In the entries below, find each line where the word "data" appears and give only the total count of such lines.

Materials provided START

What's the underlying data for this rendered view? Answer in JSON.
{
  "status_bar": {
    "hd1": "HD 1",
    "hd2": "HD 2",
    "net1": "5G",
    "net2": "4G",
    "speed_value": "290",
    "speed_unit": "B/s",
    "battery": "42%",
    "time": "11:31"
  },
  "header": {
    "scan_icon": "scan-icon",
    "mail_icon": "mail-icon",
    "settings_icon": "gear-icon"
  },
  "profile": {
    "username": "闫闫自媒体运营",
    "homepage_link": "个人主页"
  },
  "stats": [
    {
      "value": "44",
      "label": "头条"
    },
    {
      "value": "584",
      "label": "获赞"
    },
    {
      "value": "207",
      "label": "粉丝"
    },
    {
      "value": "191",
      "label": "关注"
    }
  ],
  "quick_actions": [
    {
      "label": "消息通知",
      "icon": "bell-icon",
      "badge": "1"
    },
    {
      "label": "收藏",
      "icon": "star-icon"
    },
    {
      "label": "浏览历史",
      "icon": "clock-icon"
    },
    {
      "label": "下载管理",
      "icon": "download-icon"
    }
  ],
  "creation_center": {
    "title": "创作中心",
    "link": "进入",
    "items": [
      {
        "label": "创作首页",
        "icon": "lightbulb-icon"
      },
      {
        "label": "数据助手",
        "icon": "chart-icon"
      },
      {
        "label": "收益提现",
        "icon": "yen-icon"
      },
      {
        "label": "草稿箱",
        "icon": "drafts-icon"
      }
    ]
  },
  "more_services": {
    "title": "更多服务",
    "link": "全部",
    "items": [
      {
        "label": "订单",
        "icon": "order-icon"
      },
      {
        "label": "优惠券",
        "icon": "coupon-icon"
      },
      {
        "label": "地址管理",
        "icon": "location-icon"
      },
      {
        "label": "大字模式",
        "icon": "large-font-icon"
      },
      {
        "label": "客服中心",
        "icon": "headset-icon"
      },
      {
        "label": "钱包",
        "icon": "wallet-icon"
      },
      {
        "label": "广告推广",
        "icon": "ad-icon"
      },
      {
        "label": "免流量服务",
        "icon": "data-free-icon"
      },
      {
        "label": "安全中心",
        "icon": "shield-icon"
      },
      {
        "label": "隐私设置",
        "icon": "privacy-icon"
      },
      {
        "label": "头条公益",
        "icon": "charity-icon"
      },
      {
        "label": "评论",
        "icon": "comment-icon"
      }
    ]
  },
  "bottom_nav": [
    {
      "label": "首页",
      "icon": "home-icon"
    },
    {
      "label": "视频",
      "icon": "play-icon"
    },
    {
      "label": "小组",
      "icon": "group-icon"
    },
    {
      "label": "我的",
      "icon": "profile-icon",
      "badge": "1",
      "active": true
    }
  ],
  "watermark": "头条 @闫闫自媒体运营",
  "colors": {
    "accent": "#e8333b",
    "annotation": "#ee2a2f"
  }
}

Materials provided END

- _Result of this task_: 2